[Start of Attachment]

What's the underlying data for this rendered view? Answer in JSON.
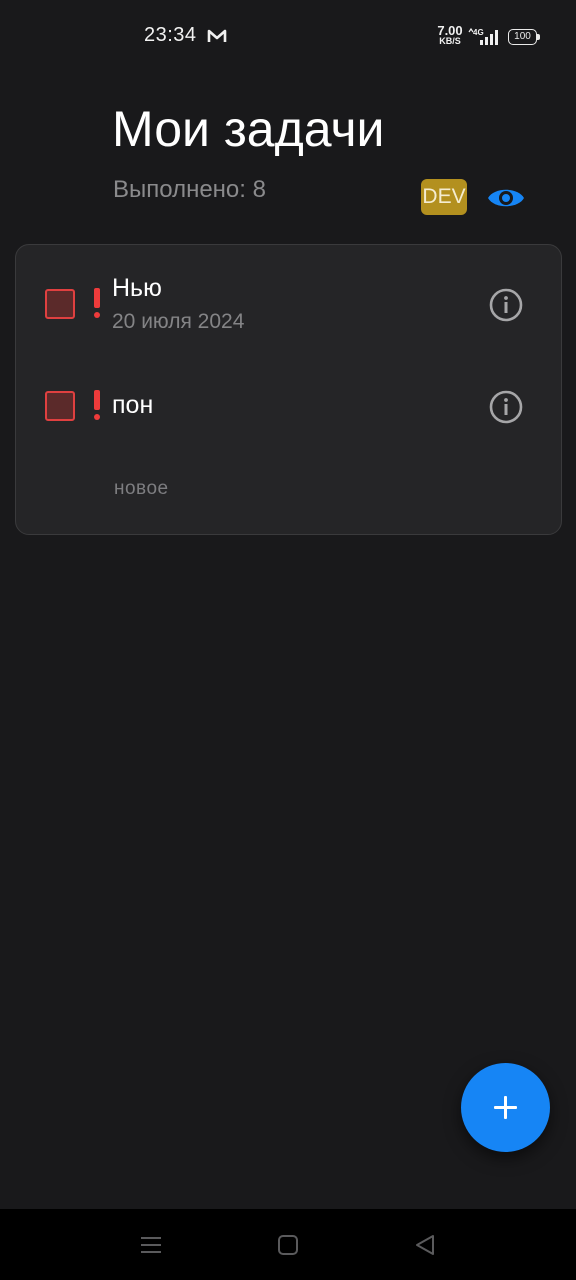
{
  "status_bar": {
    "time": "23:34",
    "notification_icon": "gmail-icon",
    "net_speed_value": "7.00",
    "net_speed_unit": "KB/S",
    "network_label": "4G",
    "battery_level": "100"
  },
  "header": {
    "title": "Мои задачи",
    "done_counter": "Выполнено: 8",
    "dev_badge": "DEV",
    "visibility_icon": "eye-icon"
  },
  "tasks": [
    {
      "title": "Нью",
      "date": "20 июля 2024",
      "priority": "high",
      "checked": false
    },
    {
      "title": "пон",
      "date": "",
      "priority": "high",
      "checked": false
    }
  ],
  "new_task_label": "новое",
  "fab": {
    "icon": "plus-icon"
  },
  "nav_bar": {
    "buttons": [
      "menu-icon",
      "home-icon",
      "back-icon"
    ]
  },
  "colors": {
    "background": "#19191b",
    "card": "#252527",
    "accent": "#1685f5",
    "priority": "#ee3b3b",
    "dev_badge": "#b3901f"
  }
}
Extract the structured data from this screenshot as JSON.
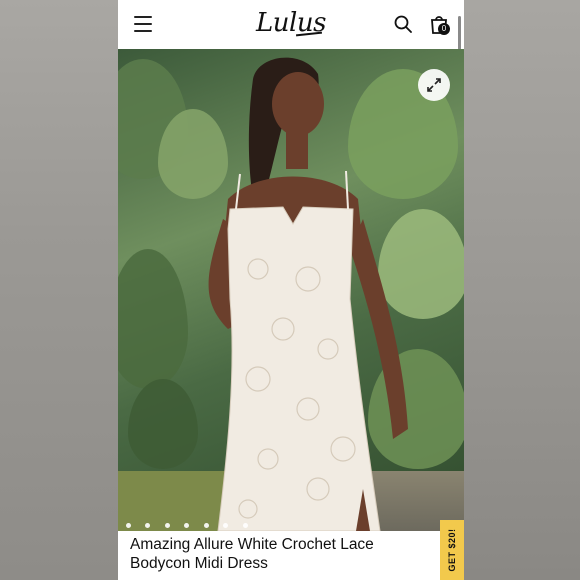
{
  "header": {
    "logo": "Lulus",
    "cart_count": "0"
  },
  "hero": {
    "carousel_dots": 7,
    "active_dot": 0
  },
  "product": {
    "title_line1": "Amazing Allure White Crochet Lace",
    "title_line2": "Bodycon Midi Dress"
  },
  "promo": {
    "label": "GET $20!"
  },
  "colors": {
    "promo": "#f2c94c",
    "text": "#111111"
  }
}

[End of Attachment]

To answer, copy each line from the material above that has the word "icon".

    "notification_icon": "gmail-icon",
    "visibility_icon": "eye-icon"
    "icon": "plus-icon"
      "menu-icon",
      "home-icon",
      "back-icon"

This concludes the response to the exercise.